A recent study in the Leumit Health Services system published in the Journal of Attention Disorders suggested that untreated ADHD may contribute to behaviors that increase the risk of contracting COVID. The authors suggest that the inattentive, hyperactive, and impulsive characteristics of ADHD could make it more difficult to be adherent to the safety recommendations of public health organizations. In this study, those with untreated ADHD were more likely to have positive COVID tests than the general population.  In contrast, elevated positive COVID test rates were not found for other major mental health concerns such as depression, bipolar, anxiety, or schizophrenia.[1]

So how can those with ADHD better cope with the challenges of COVID?

Here are some brief recommendations for starters:

  1. Follow a regular schedule: Try to maintain a schedule as close to your normal work and life routines as possible. Resist the temptation to allow work and life to become too enmeshed. Try going for a brief walk or quick drive before or after your workday so you can “arrive at work” or “come home from the office.” Continue to maintain the same professional dress that you would if going into the office and be diligent about tending to your normal sleep/wake cycle as well. Read our blog on sleep management.
  2. Use timers, lists, and reminders to your advantage: There are many digital apps available to help you utilize timers, lists, and schedules to aid adherence to your work and life commitments. The brief time invested in learning a new piece of technology can pay large dividends in the long run. One such example is the “Pomodoro” technique.
  3. Optimize physical spaces for productivity: Try to create a pleasant and clutter-free space that is dedicated to your work. Have everything you need for the day at hand, and very little else that you don’t. We may shape our environments, but then our environments shape us as well.
  4. Tend to physical health, exercise, and diet: Maintain a healthy diet and regular physical exercise. Some advance meal prep may go a long way in maintaining a healthy diet and reduce the tendency to snack throughout the day. Exercise and physical activity provide an important emotional boost as well.
  5. Schedule regular, socially distanced or digital social encounters: Try setting up a regular, recurring virtual coffee date with a friend or virtually invite friends or family to dinner or dessert. Sharing a meal has always been an important social event – Who says you need to be in the same physical space to share a meal?
  6. Keep multiple face masks and hand sanitizers near the doorways: Keep these in plain view as important reminders to maintain social distancing, wash your hands frequently (soap and water is best), and disinfect other frequently touched surfaces in the home. For the most up-to-date recommendations from the CDC – see this link: https://www.cdc.gov/coronavirus/2019-ncov/index.html
  7. Medication Management: If you are currently using medications to help manage your ADHD symptoms, it may be helpful to check in with your medication provider to see if an adjustment may be appropriate.
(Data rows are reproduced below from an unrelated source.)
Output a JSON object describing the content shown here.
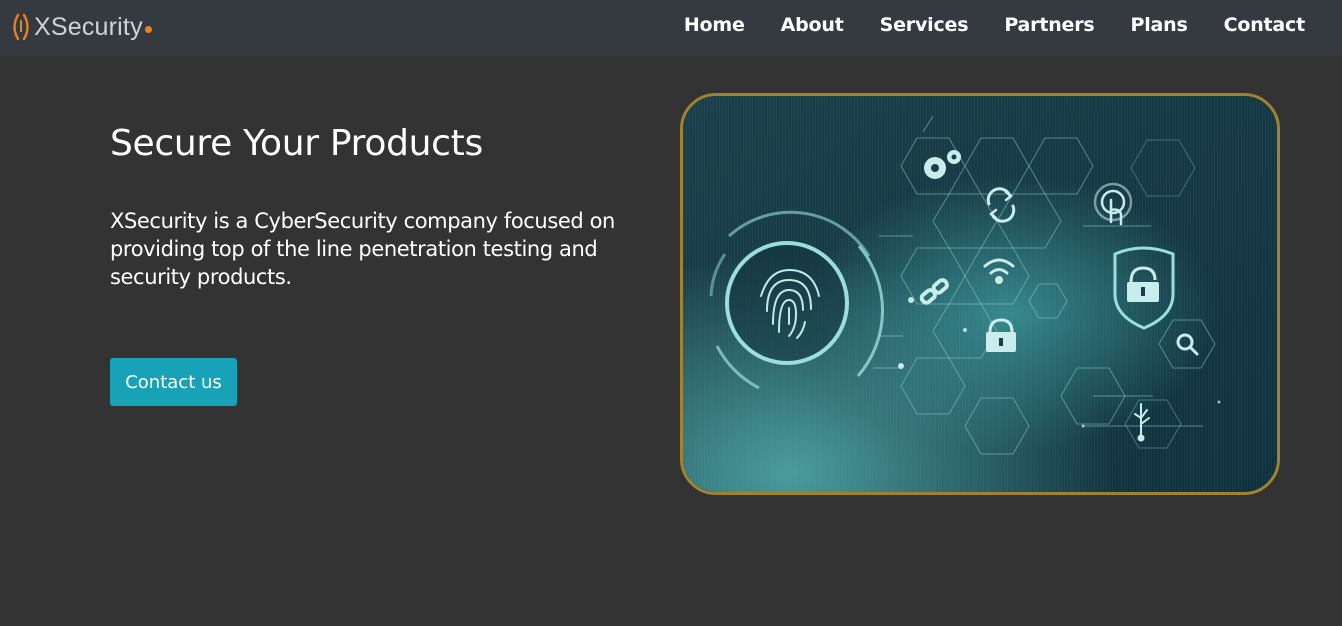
{
  "brand": {
    "name": "XSecurity",
    "accent_color": "#e8801e",
    "text_color": "#d0d3d6"
  },
  "nav": {
    "items": [
      {
        "label": "Home"
      },
      {
        "label": "About"
      },
      {
        "label": "Services"
      },
      {
        "label": "Partners"
      },
      {
        "label": "Plans"
      },
      {
        "label": "Contact"
      }
    ]
  },
  "hero": {
    "title": "Secure Your Products",
    "description": "XSecurity is a CyberSecurity company focused on providing top of the line penetration testing and security products.",
    "cta_label": "Contact us",
    "cta_color": "#17a2b8",
    "image": {
      "icons": [
        "fingerprint-icon",
        "gears-icon",
        "sync-icon",
        "touch-icon",
        "wifi-icon",
        "link-icon",
        "lock-icon",
        "unlocked-shield-icon",
        "magnifier-icon",
        "usb-icon"
      ],
      "frame_color": "#a0822f"
    }
  },
  "colors": {
    "background": "#333333",
    "navbar": "#343a40"
  }
}
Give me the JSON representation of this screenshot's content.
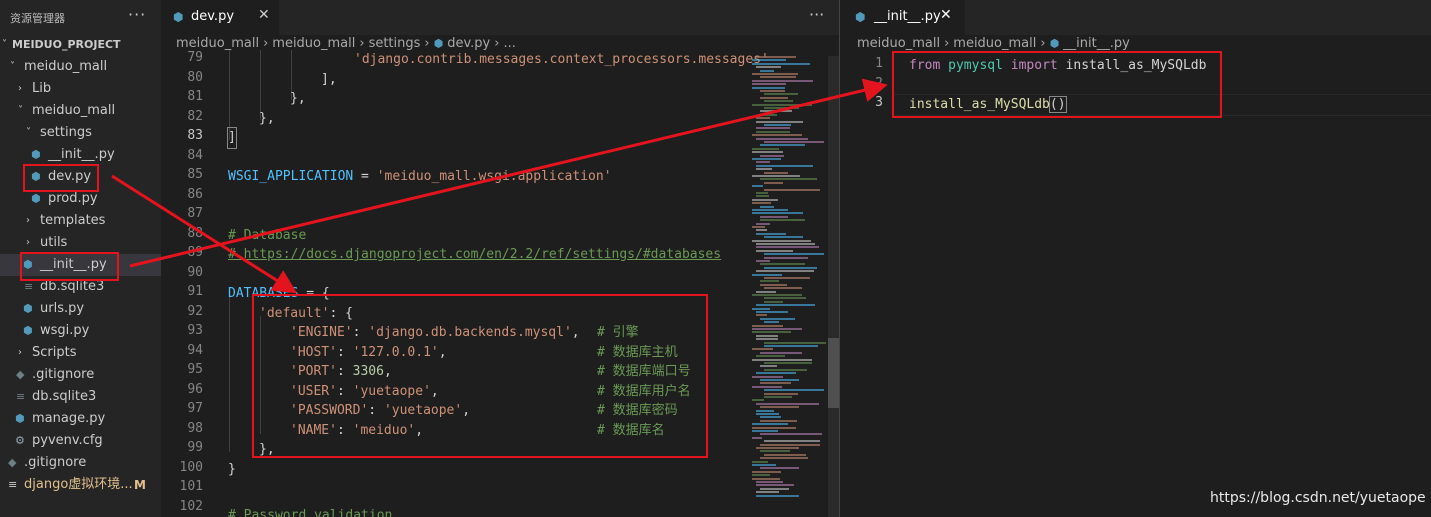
{
  "explorer": {
    "title": "资源管理器",
    "more": "···",
    "project": "MEIDUO_PROJECT",
    "tree": [
      {
        "label": "meiduo_mall",
        "kind": "folder-open"
      },
      {
        "label": "Lib",
        "kind": "folder"
      },
      {
        "label": "meiduo_mall",
        "kind": "folder-open"
      },
      {
        "label": "settings",
        "kind": "folder-open"
      },
      {
        "label": "__init__.py",
        "kind": "py"
      },
      {
        "label": "dev.py",
        "kind": "py"
      },
      {
        "label": "prod.py",
        "kind": "py"
      },
      {
        "label": "templates",
        "kind": "folder"
      },
      {
        "label": "utils",
        "kind": "folder"
      },
      {
        "label": "__init__.py",
        "kind": "py"
      },
      {
        "label": "db.sqlite3",
        "kind": "db"
      },
      {
        "label": "urls.py",
        "kind": "py"
      },
      {
        "label": "wsgi.py",
        "kind": "py"
      },
      {
        "label": "Scripts",
        "kind": "folder"
      },
      {
        "label": ".gitignore",
        "kind": "git"
      },
      {
        "label": "db.sqlite3",
        "kind": "db"
      },
      {
        "label": "manage.py",
        "kind": "py"
      },
      {
        "label": "pyvenv.cfg",
        "kind": "cfg"
      },
      {
        "label": ".gitignore",
        "kind": "git"
      },
      {
        "label": "django虚拟环境...",
        "kind": "md",
        "badge": "M"
      }
    ]
  },
  "left_editor": {
    "tab": {
      "label": "dev.py",
      "close": "✕"
    },
    "more": "···",
    "breadcrumb": [
      "meiduo_mall",
      "meiduo_mall",
      "settings",
      "dev.py",
      "..."
    ],
    "lines": [
      {
        "n": "79",
        "text": "'django.contrib.messages.context_processors.messages'"
      },
      {
        "n": "80",
        "text": "],"
      },
      {
        "n": "81",
        "text": "},"
      },
      {
        "n": "82",
        "text": "},"
      },
      {
        "n": "83",
        "text": "]"
      },
      {
        "n": "84",
        "text": ""
      },
      {
        "n": "85",
        "text": "WSGI_APPLICATION = 'meiduo_mall.wsgi.application'"
      },
      {
        "n": "86",
        "text": ""
      },
      {
        "n": "87",
        "text": ""
      },
      {
        "n": "88",
        "text": "# Database"
      },
      {
        "n": "89",
        "text": "# https://docs.djangoproject.com/en/2.2/ref/settings/#databases"
      },
      {
        "n": "90",
        "text": ""
      },
      {
        "n": "91",
        "text": "DATABASES = {"
      },
      {
        "n": "92",
        "text": "'default': {"
      },
      {
        "n": "93",
        "key": "'ENGINE'",
        "value": "'django.db.backends.mysql'",
        "comment": "# 引擎"
      },
      {
        "n": "94",
        "key": "'HOST'",
        "value": "'127.0.0.1'",
        "comment": "# 数据库主机"
      },
      {
        "n": "95",
        "key": "'PORT'",
        "value": "3306",
        "comment": "# 数据库端口号"
      },
      {
        "n": "96",
        "key": "'USER'",
        "value": "'yuetaope'",
        "comment": "# 数据库用户名"
      },
      {
        "n": "97",
        "key": "'PASSWORD'",
        "value": "'yuetaope'",
        "comment": "# 数据库密码"
      },
      {
        "n": "98",
        "key": "'NAME'",
        "value": "'meiduo'",
        "comment": "# 数据库名"
      },
      {
        "n": "99",
        "text": "},"
      },
      {
        "n": "100",
        "text": "}"
      },
      {
        "n": "101",
        "text": ""
      },
      {
        "n": "102",
        "text": ""
      },
      {
        "n": "103",
        "text": "# Password validation"
      }
    ]
  },
  "right_editor": {
    "tab": {
      "label": "__init__.py",
      "close": "✕"
    },
    "breadcrumb": [
      "meiduo_mall",
      "meiduo_mall",
      "__init__.py"
    ],
    "lines": [
      {
        "n": "1",
        "kw_from": "from",
        "module": "pymysql",
        "kw_import": "import",
        "name": "install_as_MySQLdb"
      },
      {
        "n": "2",
        "text": ""
      },
      {
        "n": "3",
        "fn": "install_as_MySQLdb",
        "paren": "()"
      }
    ]
  },
  "watermark": "https://blog.csdn.net/yuetaope",
  "colors": {
    "annotation": "#e4141e",
    "python_icon": "#519aba",
    "background": "#1e1e1e"
  }
}
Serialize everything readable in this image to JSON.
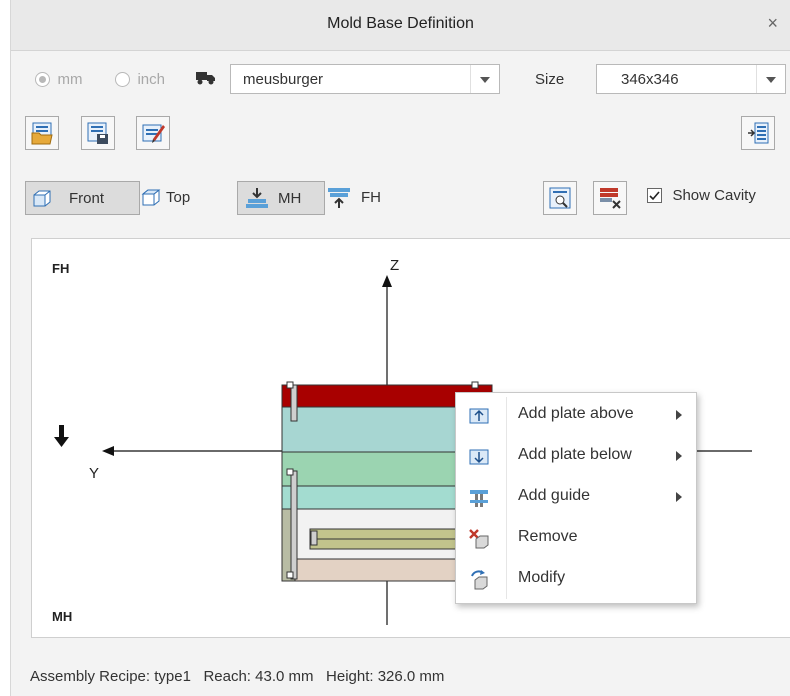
{
  "window": {
    "title": "Mold Base Definition",
    "close_symbol": "×"
  },
  "units": {
    "mm": "mm",
    "inch": "inch"
  },
  "supplier": {
    "value": "meusburger"
  },
  "size": {
    "label": "Size",
    "value": "346x346"
  },
  "view": {
    "front": "Front",
    "top": "Top",
    "mh": "MH",
    "fh": "FH"
  },
  "show_cavity": {
    "label": "Show Cavity",
    "checked": true
  },
  "canvas": {
    "fh": "FH",
    "mh": "MH",
    "z": "Z",
    "y": "Y"
  },
  "context_menu": {
    "items": [
      {
        "label": "Add plate above",
        "icon": "add-plate-above-icon",
        "submenu": true
      },
      {
        "label": "Add plate below",
        "icon": "add-plate-below-icon",
        "submenu": true
      },
      {
        "label": "Add guide",
        "icon": "add-guide-icon",
        "submenu": true
      },
      {
        "label": "Remove",
        "icon": "remove-icon",
        "submenu": false
      },
      {
        "label": "Modify",
        "icon": "modify-icon",
        "submenu": false
      }
    ]
  },
  "status": {
    "recipe_label": "Assembly Recipe:",
    "recipe": "type1",
    "reach_label": "Reach:",
    "reach": "43.0 mm",
    "height_label": "Height:",
    "height": "326.0 mm"
  },
  "colors": {
    "clamp_plate": "#a80000",
    "cavity_plate": "#a7d6d2",
    "core_plate": "#9bd4b1",
    "support_plate": "#a3dcd0",
    "ejector_plate": "#c2c48c",
    "bottom_plate": "#e3d2c4"
  }
}
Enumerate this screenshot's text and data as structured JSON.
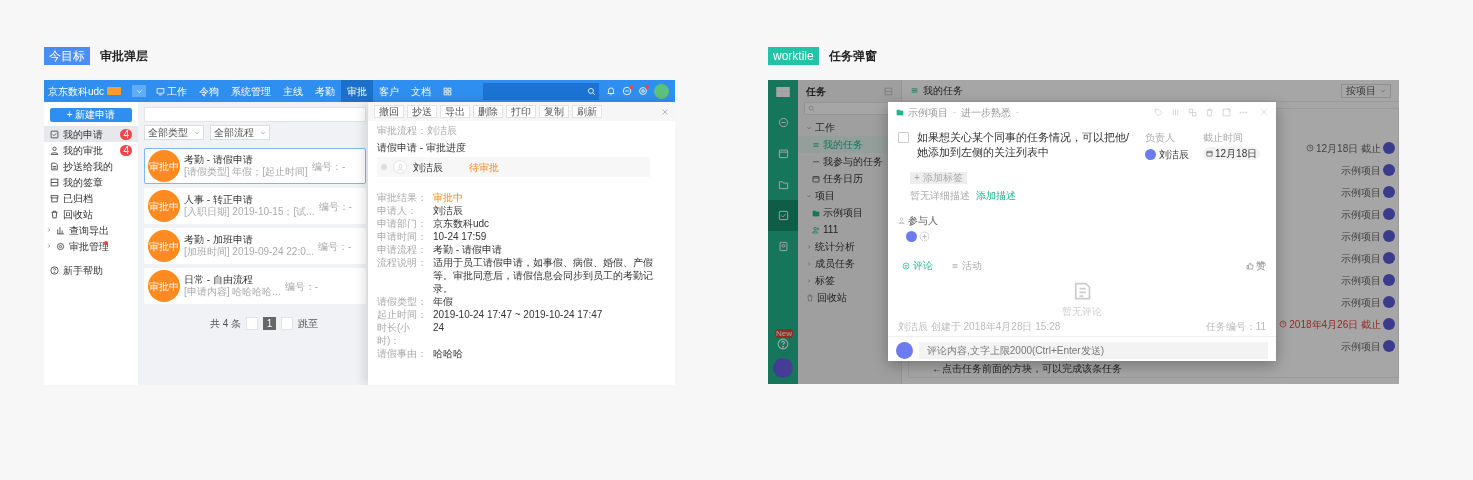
{
  "left": {
    "tag": "今目标",
    "caption": "审批弹层",
    "app": {
      "brand": "京东数科udc",
      "nav": [
        {
          "label": "工作",
          "selected": false
        },
        {
          "label": "令狗",
          "selected": false
        },
        {
          "label": "系统管理",
          "selected": false
        },
        {
          "label": "主线",
          "selected": false
        },
        {
          "label": "考勤",
          "selected": false
        },
        {
          "label": "审批",
          "selected": true
        },
        {
          "label": "客户",
          "selected": false
        },
        {
          "label": "文档",
          "selected": false
        }
      ],
      "top_icons": [
        {
          "notice": false
        },
        {
          "notice": true
        },
        {
          "notice": true
        }
      ],
      "new_button": "+ 新建申请",
      "menu": [
        {
          "label": "我的申请",
          "selected": true,
          "count": "4",
          "notice": false
        },
        {
          "label": "我的审批",
          "selected": false,
          "count": "4",
          "notice": false
        },
        {
          "label": "抄送给我的",
          "selected": false,
          "notice": false
        },
        {
          "label": "我的签章",
          "selected": false,
          "notice": false
        },
        {
          "label": "已归档",
          "selected": false,
          "notice": false
        },
        {
          "label": "回收站",
          "selected": false,
          "notice": false
        },
        {
          "label": "查询导出",
          "kind": "group",
          "expanded": false,
          "selected": false,
          "notice": false
        },
        {
          "label": "审批管理",
          "kind": "group",
          "expanded": false,
          "selected": false,
          "notice": true
        },
        {
          "label": "新手帮助",
          "kind": "help",
          "selected": false,
          "notice": false
        }
      ],
      "filters": [
        "全部类型",
        "全部流程"
      ],
      "cards": [
        {
          "status": "审批中",
          "title": "考勤 - 请假申请",
          "summary": "[请假类型] 年假；[起止时间]",
          "number": "编号：-",
          "selected": true
        },
        {
          "status": "审批中",
          "title": "人事 - 转正申请",
          "summary": "[入职日期] 2019-10-15；[试...",
          "number": "编号：-",
          "selected": false
        },
        {
          "status": "审批中",
          "title": "考勤 - 加班申请",
          "summary": "[加班时间] 2019-09-24 22:0...",
          "number": "编号：-",
          "selected": false
        },
        {
          "status": "审批中",
          "title": "日常 - 自由流程",
          "summary": "[申请内容] 哈哈哈哈...",
          "number": "编号：-",
          "selected": false
        }
      ],
      "pager": {
        "total": "共 4 条",
        "pages": [
          {
            "label": "1",
            "selected": true
          }
        ],
        "jump": "跳至"
      },
      "detail": {
        "actions": [
          "撤回",
          "抄送",
          "导出",
          "删除",
          "打印",
          "复制",
          "刷新"
        ],
        "breadcrumb": "审批流程：刘洁辰",
        "heading": "请假申请 - 审批进度",
        "approver": {
          "name": "刘洁辰",
          "status": "待审批"
        },
        "fields": [
          {
            "label": "审批结果：",
            "value": "审批中",
            "kind": "status"
          },
          {
            "label": "申请人：",
            "value": "刘洁辰",
            "kind": "text"
          },
          {
            "label": "申请部门：",
            "value": "京东数科udc",
            "kind": "text"
          },
          {
            "label": "申请时间：",
            "value": "10-24 17:59",
            "kind": "text"
          },
          {
            "label": "申请流程：",
            "value": "考勤 - 请假申请",
            "kind": "text"
          },
          {
            "label": "流程说明：",
            "value": "适用于员工请假申请，如事假、病假、婚假、产假等。审批同意后，请假信息会同步到员工的考勤记录。",
            "kind": "text"
          },
          {
            "label": "请假类型：",
            "value": "年假",
            "kind": "text"
          },
          {
            "label": "起止时间：",
            "value": "2019-10-24 17:47 ~ 2019-10-24 17:47",
            "kind": "text"
          },
          {
            "label": "时长(小时)：",
            "value": "24",
            "kind": "text"
          },
          {
            "label": "请假事由：",
            "value": "哈哈哈",
            "kind": "text"
          }
        ]
      }
    }
  },
  "right": {
    "tag": "worktile",
    "caption": "任务弹窗",
    "app": {
      "rail": [
        {
          "selected": false
        },
        {
          "selected": false
        },
        {
          "selected": false
        },
        {
          "selected": true
        },
        {
          "selected": false
        }
      ],
      "new_badge": "New",
      "sidebar": {
        "title": "任务",
        "tree": [
          {
            "label": "工作",
            "expanded": true,
            "children": [
              {
                "label": "我的任务",
                "selected": true
              },
              {
                "label": "我参与的任务",
                "selected": false
              },
              {
                "label": "任务日历",
                "selected": false
              }
            ]
          },
          {
            "label": "项目",
            "expanded": true,
            "children": [
              {
                "label": "示例项目",
                "selected": false
              },
              {
                "label": "111",
                "selected": false
              }
            ]
          },
          {
            "label": "统计分析",
            "expanded": false
          },
          {
            "label": "成员任务",
            "expanded": false
          },
          {
            "label": "标签",
            "expanded": false
          },
          {
            "label": "回收站",
            "kind": "leaf"
          }
        ]
      },
      "header": {
        "title": "我的任务",
        "group_by": "按项目"
      },
      "rows": [
        {
          "text": "12月18日 截止",
          "kind": "due"
        },
        {
          "text": "示例项目",
          "kind": "project"
        },
        {
          "text": "示例项目",
          "kind": "project"
        },
        {
          "text": "示例项目",
          "kind": "project"
        },
        {
          "text": "示例项目",
          "kind": "project"
        },
        {
          "text": "示例项目",
          "kind": "project"
        },
        {
          "text": "示例项目",
          "kind": "project"
        },
        {
          "text": "示例项目",
          "kind": "project"
        },
        {
          "text": "2018年4月26日 截止",
          "kind": "overdue"
        },
        {
          "text": "示例项目",
          "kind": "project"
        }
      ],
      "hint": "←点击任务前面的方块，可以完成该条任务",
      "modal": {
        "project": "示例项目",
        "stage": "进一步熟悉",
        "title": "如果想关心某个同事的任务情况，可以把他/她添加到左侧的关注列表中",
        "done": false,
        "assignee_label": "负责人",
        "assignee": "刘洁辰",
        "due_label": "截止时间",
        "due": "12月18日",
        "add_tag": "+ 添加标签",
        "no_desc": "暂无详细描述",
        "add_desc": "添加描述",
        "participants_label": "参与人",
        "tabs": [
          {
            "label": "评论",
            "selected": true
          },
          {
            "label": "活动",
            "selected": false
          }
        ],
        "like": "赞",
        "empty": "暂无评论",
        "created": "刘洁辰 创建于 2018年4月28日 15:28",
        "task_no": "任务编号：11",
        "comment_placeholder": "评论内容,文字上限2000(Ctrl+Enter发送)"
      }
    }
  }
}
Medical Disclaimer:

Please remember that all medical information provided in this post must be considered educational only.  This blog should not be relied upon as a medical judgement and does not replace a medical professional’s judgement about the appropriateness or risks of a procedure or condition for a given patient.  We will do our best to provide you with information that may help you make your own health care decisions. Please do not follow any instructions or information without first consulting with your physician or mental health provider.

For additional information about mental health and COVID, see NAMI’s guide at https://www.nami.org/Support-Education/NAMI-HelpLine/COVID-19-Information-and-Resources


[1] Eugene Merzon et al. ADHD as a Risk Factor for Infection with COVID-19. Journal of Attention Disorders. July 22, 2020. https://doi.org/10.1177/1087054720943271